Updated 21 July 2016

“Malaria Buddy” App launched on World Malaria Day 2016

Mobile apps are great modern tools that could help in the fight against malaria. The Malaria Buddy App provides info on the disease, how to prevent getting sick and what to do if you think you've got malaria.


Malaria is a complex parasitic disease confined mostly to tropical areas and transmitted by mosquitoes of the genus Anopheles

According to the World Health Organisation, efforts to prevent, diagnose and treat malaria have gained important momentum over the past 15 years, and have resulted in the global malaria mortality rate being reduced by 60%, thus saving an estimated 6,2 million lives.

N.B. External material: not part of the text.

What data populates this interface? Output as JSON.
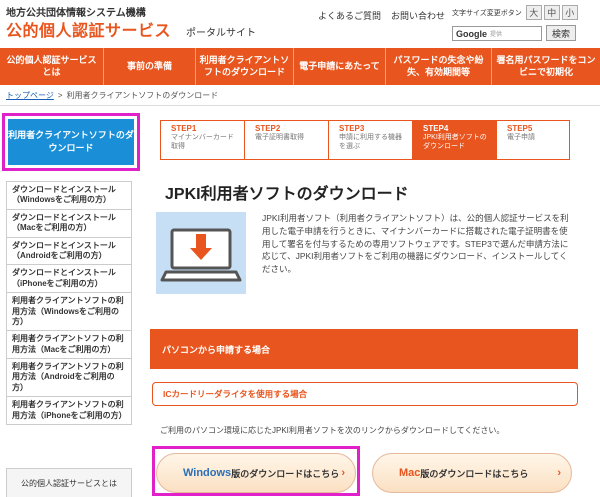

That being said however, an annual shortfall in funding threatens to slow down progress, particularly across Africa where high-burden countries are facing critical funding gaps. 

Most malaria deaths still occur in sub-Saharan Africa of which the majority occurs in children younger than 5 years of age. Therefore, it is important for the world to work together towards the ultimate elimination of this killer disease.

Read:Take care against malaria

The Medical Research Council & University of Pretoria Centre for Sustainable Malaria Control (MRC & UP CSMC) is a fully integrated, multi- and trans-disciplinary, interfaculty initiative.

The aim of the Centre is to coordinate and promote collaborative research on safer and sustainable malaria control and management, and generate new knowledge and support new activities pertaining to safe malaria control in Africa.

Travel with Flair (TWF) is a leading, award winning, travel solutions company with more than 20 years in the industry with six hubs across South Africa, has joined forces with the MRC and UP CSMC to create the app.

World Malaria Day (WMD) is commemorated annually on 25 April. Various groups across the globe take part in an assortment of WMD activities. This year’s theme for WMD is 'End Malaria for Good'.

Read: Swaziland likely to be first to eliminate malaria in southern Africa

Bringing an ending to malaria is not a dream but a reality; however, it will take various strategies and a combination of safer and sustainable alternative methods in order to eliminate the disease completely with the eventual global aim of eradication.

This year the MRC & UP CSMC is focusing on “Malaria Communication” for WMD. Researchers at the Centre believe that trans- and multi-disciplinary research is key in addressing malaria control and elimination.

According to Prof Tiaan de Jager, Director of the MRC & UP CSMC, involving malaria communities is key to their strategy.  In addition there is a need to reach out to travellers, visiting malaria endemic areas. 

Mobile applications (APPs) are enabling easier communication in general. It is therefore, a modern tool that could aide in the fight against malaria.

The ‘Malaria Buddy’ APP focuses on both collaborating institutions’ respective “clientele” namely the people living in malaria endemic areas and travellers or holiday makers moving in or through malaria endemic areas respectively.

At first the APP appears to be very basic with information on the disease, how to prevent getting sick, map of malaria areas, and what to do if you suspect you have malaria.   

Snapshot of the Malaria Buddy App by UP CSMC and TWF Travel

malaria buddy app

Read: Malaria still a major threat

However, phase two of the APP aims to make use of GIS technology in order to make the APP a ‘GPS’ to malaria hot spots and treatment options, simply by using the phone’s location, and therefore, your travelling ‘Buddy’ when in malaria areas. The idea behind this specific APP, designed by a Software Developer at TWF, is the brainchild of the son of one of the MRC & UP CSMC’s members, Prof Walter Focke.

Prof Focke is a Chemical Engineer at the University of Pretoria, whose malaria research started after his son and grandson contracted the disease. Prof Tiaan de Jager, Director of the MRC & UP CSMC approached Prof Focke in 2011 and together they discussed the potential of collaborating on research to end malaria, and that is where the Centre originated.

Humble beginnings for a Centre that now boasts a DST and NRF South African Research Chair Initiative (SARChI) Chair in Sustainable Malaria Control of Prof Lyn-Marie Birkholtz, an initiative in Integrated Vector Management headed by Prof Leo Braack, was awarded an MRC Collaborating Centre for Malaria Research and now also signed an MOU with Goodbye Malaria as part of a Centre of Excellence for Malaria Research in Mozambique.

The APP is available to download on the iTunes store for iOS devices and Google play for Android devices.

Read more:

What is Malaria?

What are the symptoms and signs of malaria?

Can malaria be prevented?